When the Internet became a widely used medium, many experts predicted that it would eventually render television obsolete. Television has, of course, proven its resiliency, but its use has changed as advertisers and producers have had to contend with its usage in conjunction with other devices. Lee Odden’s wisdom points out that brands will need to use content marketing to simultaneously reach customers on multiple devices in order to play a part in the customer journey.
Joe Pulizzi – “Every business is different, but for many it’s key to focus on four initiatives: Understand your audience, develop a documented content marketing strategy, create a subscription model, understand what is effective.”
Joe Pulizzi has cited considerable research demonstrating why businesses must leverage content marketing to boost their ROI – especially as their competitors continue to raise the bar. Savvy brands will stand out by understanding the needs of their audience, creating a well-documented content marketing strategy and optimizing their subscription model to meet their customers’ needs.
Eric Siu – “Content is a long-term game. If you don’t have a way to drive sustainable engagement from your content pieces, you’re losing money and risk falling behind to more savvy competitors.”
In a guest post for Hubspot, agency owner Eric Siu points out that many brands are too eager to find quick fixes for their marketing needs, as in the case of cranking out articles with click-bait headlines. However, these strategies aren’t sustainable. Instead of relying on “one trick wonders,” develop a long-term model that provides real value to audience members and target customers.
Jay Baer – “Every interchange, every intersection that you have with a customer or prospective customer, anybody that you care about, should in fact be remarkable. That interaction should be worthy of remark. But we toss that word out just like it’s nothing.”
Raise your hand if you’ve ever come across a “Definitive” or “Ultimate” guide to something, only to walk away disappointed with the breadth of content covered. As Jay Baer of Convince and Convert points out, we’ve abused these words to the point where they’re practically meaningless. How can you reclaim their power? Using them appropriately by delighting customers with content that lives up to the true definition of these words.
Learn from the Experts
Content marketing is an extraordinarily valuable way to build an audience, grow your brand and convert visitors into buyers. However, it’s also a difficult strategy to execute properly.
Fortunately, these 17 experts have generously shared some great tidbits that can help you improve your content marketing strategy in the coming year. Start by applying just one of these pieces of wisdom, then come back for more ideas.

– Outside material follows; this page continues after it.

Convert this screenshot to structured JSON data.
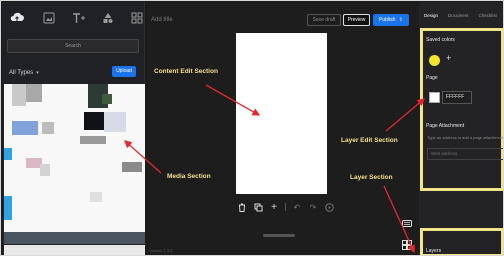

Over time, their cumulative impact on your content marketing approach will be significant!
Have another great piece of wisdom you’ve seen about content marketing? Feel free to share further quotes in the comment section below!